The repl (replicate) function replicates a data element, returning a vector of length (n * len(a)) as output. For example, this can be used to create a dummy data array or image by replicating a constant value.
The Expression Database
The imexpr expression database provides a macro facility which can be used to create custom libraries of functions for specific applications. A simple example follows.
# Sample IMEXPR expression database file. # Constants. SQRTOF2= 1.4142135623730950488 BASE_E= 2.7182818284590452353 PI= 3.1415926535897932385 GAMMA= .57721566490153286061 # Euler's constant # Functions. div10(a) ((a) / 10) divz(a,b) ((abs(b) < .000001) ? 0 : a / b) div(a,b) (div10(b) / a) sinx (cos(I / 30.0)) sinxy(a,b) (cos (I / a) + cos (J / b))
The complete syntax of a macro entry is as follows:
<symbol>[( arg-list )][:|'='] replacement-text
The replacement text may appear on the same line as the macro name or may start on the next line, and may extend over multiple input lines if necessary. If so, continuation lines must be indented. The first line with no whitespace at the beginning of the line terminates the macro. Macro functions may be nested. Macro functions are indistinguishable from intrinsic functions in expressions.
IMEXPR and Pixel Masks
Although imexpr has no special support for pixel masks, it was designed to work with masks and it is important to realize how these can be used. IRAF image i/o includes support for a special type of image, the pixel mask or ".pl" type image. Pixel masks are used for things such as region identification in images - any arbitrary region of an image can be assigned a constant value in a mask to mark the region. Masks can then be used during image analysis to identify the subset of image pixels to be used. An image mask stored as a ".pl" file is stored in compressed form and is typically only a few kilobytes in size.
There are many ways to create masks, but in some cases imexpr itself can be used for this purpose. For example, to create a boolean mask with imexpr merely evaluate a boolean expression and specify a ".pl" file as the output image. For example,
cl> imexpr "a > 800" mask.pl
will create a boolean mask "mask.pl" which identifies all the pixels in an image with a value greater than 800.
An example of the use of masks is the problem of combining portions of two images to form a new image.
cl> imexpr "c ? a : b" c=mask.pl
This example will select pixels from either image A or B to form the output image, using the mask assigned to operand C to control the selection.
1. Copy an image, changing the datatype to real (there are better ways to do this of course).

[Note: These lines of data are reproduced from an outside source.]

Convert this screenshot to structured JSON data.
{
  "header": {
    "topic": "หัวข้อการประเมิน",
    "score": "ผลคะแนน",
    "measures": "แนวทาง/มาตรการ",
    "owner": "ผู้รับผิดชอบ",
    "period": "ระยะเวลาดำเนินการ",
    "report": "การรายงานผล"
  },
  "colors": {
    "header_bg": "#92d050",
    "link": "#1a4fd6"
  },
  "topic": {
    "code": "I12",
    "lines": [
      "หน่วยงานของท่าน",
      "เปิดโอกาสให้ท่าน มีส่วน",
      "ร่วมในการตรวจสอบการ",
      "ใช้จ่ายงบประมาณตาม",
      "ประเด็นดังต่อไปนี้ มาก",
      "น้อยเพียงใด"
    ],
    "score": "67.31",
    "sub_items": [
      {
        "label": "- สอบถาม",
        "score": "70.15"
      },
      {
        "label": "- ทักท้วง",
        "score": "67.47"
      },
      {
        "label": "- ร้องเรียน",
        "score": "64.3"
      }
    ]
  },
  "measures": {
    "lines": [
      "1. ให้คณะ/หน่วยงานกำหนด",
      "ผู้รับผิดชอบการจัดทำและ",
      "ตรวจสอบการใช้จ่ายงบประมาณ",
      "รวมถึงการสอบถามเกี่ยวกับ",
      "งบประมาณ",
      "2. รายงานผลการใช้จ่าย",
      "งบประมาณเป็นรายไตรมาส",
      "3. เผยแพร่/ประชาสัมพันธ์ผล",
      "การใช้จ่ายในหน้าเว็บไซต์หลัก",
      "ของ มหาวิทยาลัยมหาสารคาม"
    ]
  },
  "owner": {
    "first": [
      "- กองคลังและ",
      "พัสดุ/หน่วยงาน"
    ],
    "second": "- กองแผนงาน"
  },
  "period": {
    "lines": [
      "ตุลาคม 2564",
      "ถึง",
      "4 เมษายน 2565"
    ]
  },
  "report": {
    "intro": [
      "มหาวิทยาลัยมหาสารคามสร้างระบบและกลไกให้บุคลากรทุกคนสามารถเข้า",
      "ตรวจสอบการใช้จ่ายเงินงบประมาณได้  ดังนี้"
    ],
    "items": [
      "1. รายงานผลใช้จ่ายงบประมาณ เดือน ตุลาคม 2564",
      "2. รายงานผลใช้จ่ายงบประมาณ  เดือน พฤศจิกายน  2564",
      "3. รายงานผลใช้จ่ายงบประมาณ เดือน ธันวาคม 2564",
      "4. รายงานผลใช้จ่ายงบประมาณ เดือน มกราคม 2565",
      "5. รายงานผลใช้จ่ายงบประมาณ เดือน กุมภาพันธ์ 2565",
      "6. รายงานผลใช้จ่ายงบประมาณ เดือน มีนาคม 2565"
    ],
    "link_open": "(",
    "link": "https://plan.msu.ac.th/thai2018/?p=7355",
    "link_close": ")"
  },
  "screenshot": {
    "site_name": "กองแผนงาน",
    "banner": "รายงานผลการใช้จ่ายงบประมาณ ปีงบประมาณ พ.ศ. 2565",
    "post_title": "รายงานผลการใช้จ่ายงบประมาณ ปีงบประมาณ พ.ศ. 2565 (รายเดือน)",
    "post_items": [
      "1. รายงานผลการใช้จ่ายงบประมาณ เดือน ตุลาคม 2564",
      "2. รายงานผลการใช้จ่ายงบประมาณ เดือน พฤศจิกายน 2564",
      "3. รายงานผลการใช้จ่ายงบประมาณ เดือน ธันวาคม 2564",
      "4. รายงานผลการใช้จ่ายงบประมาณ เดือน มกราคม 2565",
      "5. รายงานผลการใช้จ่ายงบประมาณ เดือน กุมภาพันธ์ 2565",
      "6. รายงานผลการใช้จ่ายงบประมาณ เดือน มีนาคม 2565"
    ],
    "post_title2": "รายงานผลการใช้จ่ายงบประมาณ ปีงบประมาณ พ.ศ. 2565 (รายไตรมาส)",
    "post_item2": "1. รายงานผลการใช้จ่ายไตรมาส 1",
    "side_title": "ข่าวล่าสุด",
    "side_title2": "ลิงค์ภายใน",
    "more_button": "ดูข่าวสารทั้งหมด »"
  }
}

cl> imexpr a pix2 a=pix outtype=real
2. Create a new, empty image with all the pixels set to 0.
cl> imexpr "repl(0,512)" pix dim=512,512
3. Create a 1D image containing the sinc function.
cl> imexpr "I == 10 ? 1.0 : sin(I-10.0)/(I-10)" sinc dim=20
4. Create a new image containing a simple test pattern consisting of a 5 element vector repeated 100 times across each image line.
cl> imexpr "repl((9 // 3 // 3 // 11 // 11), 100)" patt dim=500,500
5. Subtract the median value from each line of an image.
cl> imexpr "a - median(a)" medimage
6. Compute the HIV (low value) projection of an image. The result is a transposed 1D image.
cl> imexpr "hiv(a)" hvector
7. Swap the left and right halves of an image.
cl> imexpr "a // b" pix swapimage operand a: dev$pix[256:512,*] operand b: dev$pix[1:255,*]
8. Create a circular mask of a given radius about a user-defined center.
cl> type expr (sqrt((I-b)**2 + (J-c)**2) <= d) cl> imexpr @expr mask.pl b=256 c=256 d=100 dims=512,512
The input and output images cannot be the same. No support for type complex yet, or operations like the fourier transform.